The data point I got considerably more intrigued by is the outlier, 2015 GT50. As already mentioned previously, this object does not belong to either the aligned or anti-aligned cluster, so naively speaking it simply doesn't fit the model. A more cursory inspection of the above plot however, brings to light the existence of a string of specific orbital radii that correspond to resonances with Planet Nine, where the simulated objects circulate through the full 0-360 degree range of orbital orientations. Remarkably, the outlier (2015 GT50) falls *exactly* on one such orbit (i.e. note on the plot above that the gray point falls on a vertical blue line).
This is kind of staggering. Without changing the Planet Nine parameters at all (to make this plot I’ve adopted the same a=700AU e=0.6 m=10Mearth P9 configuration as in the original Batygin & Brown 2016 AJ paper), the model manages to fit all the data, including the supposed outlier. Of course, the fact that the observed object fits so well with theory might be a coincidence, but this correspondence nevertheless emphasizes that the mere existence of a small number of apsidally unconfined objects that do follow the overall pattern exhibited by the data, does not constitute strong evidence against the Planet Nine hypothesis. Instead, mapping out this comparatively uncommon population of unconfined objects might lend important constraints on P9’s semi-major axis.

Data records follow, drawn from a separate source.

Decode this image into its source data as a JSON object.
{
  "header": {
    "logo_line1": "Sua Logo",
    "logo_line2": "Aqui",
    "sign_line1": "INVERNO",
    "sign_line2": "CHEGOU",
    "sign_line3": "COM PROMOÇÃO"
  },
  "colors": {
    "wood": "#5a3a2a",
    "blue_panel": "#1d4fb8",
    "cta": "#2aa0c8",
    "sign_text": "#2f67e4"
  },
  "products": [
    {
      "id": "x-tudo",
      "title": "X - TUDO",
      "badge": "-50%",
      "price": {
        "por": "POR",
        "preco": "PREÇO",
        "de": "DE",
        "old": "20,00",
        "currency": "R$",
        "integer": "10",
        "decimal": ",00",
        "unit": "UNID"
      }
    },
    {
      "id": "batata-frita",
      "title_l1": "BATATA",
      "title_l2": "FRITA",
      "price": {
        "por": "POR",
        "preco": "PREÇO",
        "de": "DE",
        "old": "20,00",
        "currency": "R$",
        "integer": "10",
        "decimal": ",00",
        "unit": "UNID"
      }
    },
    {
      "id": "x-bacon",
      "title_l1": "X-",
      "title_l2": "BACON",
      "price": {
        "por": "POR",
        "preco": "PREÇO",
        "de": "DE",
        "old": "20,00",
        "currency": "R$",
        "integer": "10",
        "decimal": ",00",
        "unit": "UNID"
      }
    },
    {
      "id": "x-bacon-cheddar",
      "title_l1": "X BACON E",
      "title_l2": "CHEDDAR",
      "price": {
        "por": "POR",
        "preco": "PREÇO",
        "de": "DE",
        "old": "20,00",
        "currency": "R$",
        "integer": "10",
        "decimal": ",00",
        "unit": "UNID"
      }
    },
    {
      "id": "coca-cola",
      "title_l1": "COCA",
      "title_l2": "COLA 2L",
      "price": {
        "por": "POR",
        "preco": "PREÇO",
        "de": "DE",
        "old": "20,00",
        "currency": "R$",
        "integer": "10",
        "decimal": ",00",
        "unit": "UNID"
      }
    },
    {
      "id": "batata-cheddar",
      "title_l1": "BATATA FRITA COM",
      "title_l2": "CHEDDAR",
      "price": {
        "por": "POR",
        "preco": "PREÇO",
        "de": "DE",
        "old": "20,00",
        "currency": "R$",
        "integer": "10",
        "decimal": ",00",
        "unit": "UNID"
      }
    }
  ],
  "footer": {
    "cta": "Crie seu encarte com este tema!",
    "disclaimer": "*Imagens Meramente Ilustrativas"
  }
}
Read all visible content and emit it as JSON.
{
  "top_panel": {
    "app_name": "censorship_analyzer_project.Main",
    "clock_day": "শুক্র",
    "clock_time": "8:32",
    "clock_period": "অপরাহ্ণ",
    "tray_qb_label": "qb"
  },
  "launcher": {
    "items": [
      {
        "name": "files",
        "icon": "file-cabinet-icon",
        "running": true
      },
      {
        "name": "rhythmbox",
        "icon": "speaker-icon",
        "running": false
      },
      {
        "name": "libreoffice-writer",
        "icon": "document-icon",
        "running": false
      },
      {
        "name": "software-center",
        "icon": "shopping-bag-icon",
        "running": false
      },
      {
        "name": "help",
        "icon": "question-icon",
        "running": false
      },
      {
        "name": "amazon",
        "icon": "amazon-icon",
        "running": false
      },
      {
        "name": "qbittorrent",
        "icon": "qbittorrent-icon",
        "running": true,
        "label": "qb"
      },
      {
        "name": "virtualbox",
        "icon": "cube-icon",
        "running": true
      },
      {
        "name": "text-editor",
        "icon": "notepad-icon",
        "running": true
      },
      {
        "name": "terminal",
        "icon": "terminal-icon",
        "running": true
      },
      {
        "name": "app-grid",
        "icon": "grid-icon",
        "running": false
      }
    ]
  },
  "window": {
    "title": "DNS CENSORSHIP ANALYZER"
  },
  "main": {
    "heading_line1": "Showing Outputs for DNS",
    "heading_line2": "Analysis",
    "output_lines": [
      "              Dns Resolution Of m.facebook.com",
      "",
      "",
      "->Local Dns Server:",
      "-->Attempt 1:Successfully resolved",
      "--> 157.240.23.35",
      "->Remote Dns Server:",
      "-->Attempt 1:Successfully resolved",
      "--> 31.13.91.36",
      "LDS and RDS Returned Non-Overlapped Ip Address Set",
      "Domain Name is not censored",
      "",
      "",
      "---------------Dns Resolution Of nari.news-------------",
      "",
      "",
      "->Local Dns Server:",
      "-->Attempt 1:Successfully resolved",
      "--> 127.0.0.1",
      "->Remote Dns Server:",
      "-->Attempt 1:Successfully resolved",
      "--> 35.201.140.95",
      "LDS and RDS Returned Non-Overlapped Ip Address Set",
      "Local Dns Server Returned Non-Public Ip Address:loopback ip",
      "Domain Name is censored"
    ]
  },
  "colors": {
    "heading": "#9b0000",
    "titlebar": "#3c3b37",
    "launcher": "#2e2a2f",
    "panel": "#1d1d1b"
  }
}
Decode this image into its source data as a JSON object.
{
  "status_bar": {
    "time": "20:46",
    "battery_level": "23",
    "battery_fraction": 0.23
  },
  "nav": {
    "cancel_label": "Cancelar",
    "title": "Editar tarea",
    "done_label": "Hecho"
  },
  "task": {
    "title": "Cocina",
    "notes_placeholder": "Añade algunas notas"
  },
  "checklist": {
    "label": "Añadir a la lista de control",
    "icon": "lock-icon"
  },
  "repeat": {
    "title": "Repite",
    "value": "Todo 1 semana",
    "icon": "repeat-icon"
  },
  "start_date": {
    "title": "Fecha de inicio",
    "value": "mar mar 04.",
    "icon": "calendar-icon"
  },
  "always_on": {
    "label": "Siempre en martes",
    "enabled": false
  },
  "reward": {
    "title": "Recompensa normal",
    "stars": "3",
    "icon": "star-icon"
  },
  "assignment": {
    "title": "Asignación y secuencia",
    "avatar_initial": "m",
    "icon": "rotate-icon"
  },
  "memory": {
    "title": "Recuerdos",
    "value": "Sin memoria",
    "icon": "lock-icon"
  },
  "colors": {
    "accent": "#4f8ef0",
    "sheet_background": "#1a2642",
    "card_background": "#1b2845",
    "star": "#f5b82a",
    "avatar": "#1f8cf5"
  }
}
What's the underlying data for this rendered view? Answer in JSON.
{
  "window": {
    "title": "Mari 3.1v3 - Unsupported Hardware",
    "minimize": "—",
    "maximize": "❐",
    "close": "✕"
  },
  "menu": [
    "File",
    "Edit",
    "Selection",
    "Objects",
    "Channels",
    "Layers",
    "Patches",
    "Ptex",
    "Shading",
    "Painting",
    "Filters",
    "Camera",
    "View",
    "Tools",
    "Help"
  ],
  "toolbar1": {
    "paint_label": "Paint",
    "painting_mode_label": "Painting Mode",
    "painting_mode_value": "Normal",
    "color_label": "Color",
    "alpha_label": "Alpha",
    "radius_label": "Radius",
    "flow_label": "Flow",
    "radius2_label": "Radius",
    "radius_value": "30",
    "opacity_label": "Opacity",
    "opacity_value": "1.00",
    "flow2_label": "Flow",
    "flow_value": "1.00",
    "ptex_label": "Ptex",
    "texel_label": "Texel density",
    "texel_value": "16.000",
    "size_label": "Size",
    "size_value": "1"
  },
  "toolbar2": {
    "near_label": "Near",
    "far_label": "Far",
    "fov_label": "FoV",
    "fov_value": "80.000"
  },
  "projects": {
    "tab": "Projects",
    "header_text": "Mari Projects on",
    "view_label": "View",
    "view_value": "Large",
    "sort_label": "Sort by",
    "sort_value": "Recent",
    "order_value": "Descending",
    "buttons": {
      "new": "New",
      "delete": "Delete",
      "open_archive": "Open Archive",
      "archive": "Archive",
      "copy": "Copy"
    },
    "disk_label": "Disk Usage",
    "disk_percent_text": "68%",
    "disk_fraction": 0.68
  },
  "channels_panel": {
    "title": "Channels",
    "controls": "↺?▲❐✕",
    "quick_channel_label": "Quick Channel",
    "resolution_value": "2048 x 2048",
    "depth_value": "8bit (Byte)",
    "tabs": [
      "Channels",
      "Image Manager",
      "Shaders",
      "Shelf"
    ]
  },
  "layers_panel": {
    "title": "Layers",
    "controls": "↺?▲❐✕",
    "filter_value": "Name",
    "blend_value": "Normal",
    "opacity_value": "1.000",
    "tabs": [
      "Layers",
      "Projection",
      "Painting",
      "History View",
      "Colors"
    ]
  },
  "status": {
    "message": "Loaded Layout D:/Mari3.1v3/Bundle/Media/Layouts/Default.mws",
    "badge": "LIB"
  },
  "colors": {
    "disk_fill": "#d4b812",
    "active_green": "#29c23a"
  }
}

There is one other crucial aspect here, which is that the clustering of a>250AU orbits constitutes only one line of evidence for Planet Nine. If that were the entire story, the P9 hypothesis would have never made it to publication, because we would not have submitted the paper. Instead, what makes the theoretical case for Planet Nine compelling is its capacity to simultaneously explain (i) orbital clustering, (ii) dynamical detachment of KBO perihelia from Neptune, (iii) generation of perpendicular large-semi-major axis centaurs, (iv) the six-degree obliquity of the sun, as well as (v) pollution of the more proximate Kuiper belt by retrograde orbits. In my view, it is only when these pieces of the puzzle are put together that Occam’s razor begins to cut in Planet Nine’s favor. But in the end, time will tell - unlike many theoretical questions, the existence of Planet Nine has a well-defined observational resolution, and we’ll know the answer in less than a decade.